PRICING YOUR HOME TO SELL!
Everyone notices a home that has been on the market a long time. The garden is not quite as neat as it was when the home first came on the market, the “For Sale” sign has seen better days, and the owner’s bloodshot eyes beg for an end to the endless open homes, private inspections and marketing costs!
This is the sad reality of a home that has been overpriced. However, the good news is that with careful consideration to accurate pricing and an honest relationship with your agent it can all be avoided!
The following is a guide on how to avoid overpricing, how to identify it when on the market and how to correctly adjust your price if you have not sold.
Why does overpricing happen in the first place?
When a seller decides to put their home on the market, the first thing they do is invite real estate agents to their home. They hope to get an idea of the value of their home and decide on which agent they will select when selling. The challenge with the second goal is that most agents offer a seemingly identical service. Therefore, the decision often comes down to the price the agent suggests for the home. This is a problem.
The sellers who find themselves making this price-based decision inadvertently encourage the agents to inflate their opinion of price in order to win the business. This leads to a home that is massively overpriced and an unnecessarily stressful campaign.
To avoid this situation, rather than selecting the “the agent that offered us more”, select your agent based on how they can negotiate the buyer’s highest price. Ask questions like “Which method of sale gives the best results? Why?” and “How will you discover what the buyer’s highest price is?”. When you get into the nuts and bolts of how they negotiate, you will find many differences.
That being said, the agent will still need to give you an opinion of price. The next section explains how a competent agent achieves this.
Methods of appraisal.
When agents begin a discussion about a potential sales price, they will generally use one method to justify their opinion – referring to another comparable sale. Sometimes the sale they refer to may look the same but be zoned differently or even sold so long ago it was a totally different market! This method, on its own, can be hazardous and each sale should be considered as to how relevant it really is.
Fortunately, there are many other methods that can be used, and the best agents consider more that one method when giving their opinion. This section will not go into a detailed explanation of each however, below is a few of the methods that agents can use to determine their estimate of price.
Land value plus replacement cost of improvements.
Comparable bracketing (Sales results).
Current competition’s pricing.
Purchase price +/- change in market + improvements made to home.
Value based on rental return % for area.
Pricefinder/RP data auto valuation.
Rates notice valuation.
$ per square meter.
Previous written offers.
Previous on the market days to email enquiry ratio (Consider pricing method used).
Registered valuer’s opinion.

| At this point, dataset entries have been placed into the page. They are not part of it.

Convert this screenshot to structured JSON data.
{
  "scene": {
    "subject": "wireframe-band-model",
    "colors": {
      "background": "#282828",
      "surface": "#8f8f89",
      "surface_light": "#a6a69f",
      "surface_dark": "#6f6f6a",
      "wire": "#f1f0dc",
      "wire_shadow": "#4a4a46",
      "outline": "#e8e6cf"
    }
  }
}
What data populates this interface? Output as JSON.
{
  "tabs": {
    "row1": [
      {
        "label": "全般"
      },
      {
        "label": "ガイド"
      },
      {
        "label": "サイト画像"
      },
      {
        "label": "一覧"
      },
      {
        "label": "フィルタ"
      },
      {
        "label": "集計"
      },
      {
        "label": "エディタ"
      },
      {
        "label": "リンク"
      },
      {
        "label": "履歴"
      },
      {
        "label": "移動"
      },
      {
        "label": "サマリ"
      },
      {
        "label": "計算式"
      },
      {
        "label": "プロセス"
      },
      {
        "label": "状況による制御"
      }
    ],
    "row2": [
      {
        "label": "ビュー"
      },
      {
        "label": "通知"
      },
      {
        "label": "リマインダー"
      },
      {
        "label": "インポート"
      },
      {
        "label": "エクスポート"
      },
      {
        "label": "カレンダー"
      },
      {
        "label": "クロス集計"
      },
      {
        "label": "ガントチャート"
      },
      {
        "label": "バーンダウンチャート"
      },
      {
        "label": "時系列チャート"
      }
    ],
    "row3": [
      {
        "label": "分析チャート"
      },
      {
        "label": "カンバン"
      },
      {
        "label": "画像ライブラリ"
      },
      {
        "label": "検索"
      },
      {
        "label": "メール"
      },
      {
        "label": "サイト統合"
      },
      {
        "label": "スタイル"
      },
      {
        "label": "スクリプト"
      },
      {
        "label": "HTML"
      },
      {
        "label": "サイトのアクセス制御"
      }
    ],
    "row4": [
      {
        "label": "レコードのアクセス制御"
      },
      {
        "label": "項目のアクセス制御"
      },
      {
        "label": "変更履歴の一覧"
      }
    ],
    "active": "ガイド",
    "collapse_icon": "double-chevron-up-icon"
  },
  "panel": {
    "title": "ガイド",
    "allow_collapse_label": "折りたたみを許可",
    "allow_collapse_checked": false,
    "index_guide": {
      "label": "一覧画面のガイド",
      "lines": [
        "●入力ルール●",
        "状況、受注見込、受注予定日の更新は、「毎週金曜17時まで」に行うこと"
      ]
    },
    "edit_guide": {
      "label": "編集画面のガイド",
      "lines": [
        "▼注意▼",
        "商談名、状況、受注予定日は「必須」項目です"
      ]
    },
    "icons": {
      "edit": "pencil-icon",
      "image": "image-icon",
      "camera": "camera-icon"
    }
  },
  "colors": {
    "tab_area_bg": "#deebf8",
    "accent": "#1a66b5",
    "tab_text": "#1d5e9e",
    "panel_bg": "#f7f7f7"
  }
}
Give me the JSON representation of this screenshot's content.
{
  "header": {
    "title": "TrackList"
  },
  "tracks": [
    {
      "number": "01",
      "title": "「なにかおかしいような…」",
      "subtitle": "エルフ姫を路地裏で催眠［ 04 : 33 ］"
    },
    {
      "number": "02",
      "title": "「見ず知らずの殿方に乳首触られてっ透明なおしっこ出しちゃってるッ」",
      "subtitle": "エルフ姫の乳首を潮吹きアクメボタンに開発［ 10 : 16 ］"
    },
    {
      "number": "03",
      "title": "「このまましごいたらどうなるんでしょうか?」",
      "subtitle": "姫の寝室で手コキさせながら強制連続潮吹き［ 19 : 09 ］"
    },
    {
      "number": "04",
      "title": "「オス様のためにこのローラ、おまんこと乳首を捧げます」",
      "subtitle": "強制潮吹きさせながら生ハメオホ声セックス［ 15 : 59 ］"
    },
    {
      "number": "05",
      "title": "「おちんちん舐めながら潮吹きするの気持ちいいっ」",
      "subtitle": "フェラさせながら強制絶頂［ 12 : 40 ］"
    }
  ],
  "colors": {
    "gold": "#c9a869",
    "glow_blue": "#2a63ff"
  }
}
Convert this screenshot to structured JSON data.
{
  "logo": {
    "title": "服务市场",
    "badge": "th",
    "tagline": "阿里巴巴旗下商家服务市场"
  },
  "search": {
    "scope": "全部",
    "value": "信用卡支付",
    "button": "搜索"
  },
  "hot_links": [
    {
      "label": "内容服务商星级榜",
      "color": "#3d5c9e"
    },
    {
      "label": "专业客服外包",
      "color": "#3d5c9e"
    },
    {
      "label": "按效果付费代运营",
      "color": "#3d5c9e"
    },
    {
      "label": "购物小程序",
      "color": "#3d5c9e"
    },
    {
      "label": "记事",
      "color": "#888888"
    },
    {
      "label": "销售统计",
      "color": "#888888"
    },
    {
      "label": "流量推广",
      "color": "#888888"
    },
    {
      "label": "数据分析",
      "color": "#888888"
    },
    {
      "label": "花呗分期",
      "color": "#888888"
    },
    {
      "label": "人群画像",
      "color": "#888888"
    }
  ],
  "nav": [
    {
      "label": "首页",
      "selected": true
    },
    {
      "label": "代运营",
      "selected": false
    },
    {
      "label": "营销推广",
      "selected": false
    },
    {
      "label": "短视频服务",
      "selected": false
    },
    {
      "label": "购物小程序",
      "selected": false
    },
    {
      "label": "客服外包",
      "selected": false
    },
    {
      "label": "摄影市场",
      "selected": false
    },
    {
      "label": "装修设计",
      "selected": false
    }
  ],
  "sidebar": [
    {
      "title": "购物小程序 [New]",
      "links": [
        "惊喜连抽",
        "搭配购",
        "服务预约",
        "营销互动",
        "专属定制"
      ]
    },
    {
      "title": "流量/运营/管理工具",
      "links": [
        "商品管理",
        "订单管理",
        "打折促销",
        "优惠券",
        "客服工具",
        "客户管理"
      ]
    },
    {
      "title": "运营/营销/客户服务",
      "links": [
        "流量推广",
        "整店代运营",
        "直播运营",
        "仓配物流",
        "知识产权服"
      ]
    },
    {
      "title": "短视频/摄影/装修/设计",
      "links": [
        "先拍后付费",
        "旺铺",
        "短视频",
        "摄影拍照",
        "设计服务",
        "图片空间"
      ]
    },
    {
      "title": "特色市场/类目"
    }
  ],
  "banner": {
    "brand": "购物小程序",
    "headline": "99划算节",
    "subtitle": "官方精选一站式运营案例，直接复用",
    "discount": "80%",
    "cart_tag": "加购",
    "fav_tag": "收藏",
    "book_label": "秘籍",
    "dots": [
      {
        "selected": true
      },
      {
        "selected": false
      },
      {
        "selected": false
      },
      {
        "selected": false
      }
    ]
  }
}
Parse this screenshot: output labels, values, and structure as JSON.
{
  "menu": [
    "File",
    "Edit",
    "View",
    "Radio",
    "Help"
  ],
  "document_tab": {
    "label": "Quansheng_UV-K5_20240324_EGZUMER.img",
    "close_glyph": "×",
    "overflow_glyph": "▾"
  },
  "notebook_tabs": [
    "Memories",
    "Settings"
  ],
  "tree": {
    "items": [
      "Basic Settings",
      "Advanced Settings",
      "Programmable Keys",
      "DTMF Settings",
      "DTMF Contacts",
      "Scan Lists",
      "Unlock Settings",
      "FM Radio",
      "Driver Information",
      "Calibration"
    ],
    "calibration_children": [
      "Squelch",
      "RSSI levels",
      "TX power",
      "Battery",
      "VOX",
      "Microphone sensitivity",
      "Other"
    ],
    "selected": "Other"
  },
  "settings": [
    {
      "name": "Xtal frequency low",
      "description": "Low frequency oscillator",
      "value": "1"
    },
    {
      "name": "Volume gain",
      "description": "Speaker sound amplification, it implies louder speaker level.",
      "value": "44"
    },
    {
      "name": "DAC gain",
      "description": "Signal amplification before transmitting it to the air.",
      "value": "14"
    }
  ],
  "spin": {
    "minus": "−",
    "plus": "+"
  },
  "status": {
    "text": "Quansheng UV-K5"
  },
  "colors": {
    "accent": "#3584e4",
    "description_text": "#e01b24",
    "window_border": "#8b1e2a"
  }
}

All of these methods have their place, depending on the type of property being sold. Used together they are like lines being drawn on a map when you are lost.
Be keen to ensure the agent has considered some of these other methods and you are less likely to fall into the trap of overpricing.
When my home is on the market, how do I tell if it’s overpriced?
So, you have prepared your home for sale, engaged an agent, set a price and you are now finally on the market BUT you haven’t sold. Perhaps the price analysis was wrong, perhaps the market has moved, but what do you do now and how do you know for sure that it’s overpriced?
The first and most important step is to make sure you have a great relationship with you agent and crucially a regular (ideally weekly) catch-up arranged to discuss progress.
This meeting should be used as an opportunity to discuss the progress of the campaign as a whole, view the results of any marketing efforts and most importantly discuss any feedback given by purchasers that have made contact with the agent and/or viewed the home.
The agent should feel comfortable to be brutally honest about what the buyers have said. They should tell you if there were any suggested changes to the home and lastly, what price bracket they feel the home should be in.
The agent should also come prepared with a report from www.realestate.com.au. This report gives you a great idea as to how competitive the price of your property is.
As a general rule, anything less that one enquiry per day (for a residential suburban sale) indicates a price that is too high. Two to three enquiries per day is the ideal amount. Any more than that and the agent will be forced to open the home for inspection.
These numbers are general in nature and do vary depending on the type of property being offered. E.g. a large rural property will generally have less buyers through simply because there are not as many people wanting such a property. In this case one enquiry per day average is an excellent ratio.
How much should I reduce the price by if it is overpriced?
The decision as to how much you should reduce by needs to be made with the consideration of these two factors:
Your goals for the sale – can you afford to sell at a reduced price?
The feedback from the buyers.
On the topic of your goals, remember that if the market has dropped in your suburb then it has most likely dropped in the suburb you intend to buy in next.
With relation to feedback, each buyer should be able to give a broad opinion of what they think the home is worth and what homes, currently on the market, they feel are competitive with yours.
Sometimes the price needs to be reduced 5%, sometimes 10%. It is about getting it to the point where the property is competitive. You will know when you have it right as, all of a sudden, you have the desired two to three enquiries per day.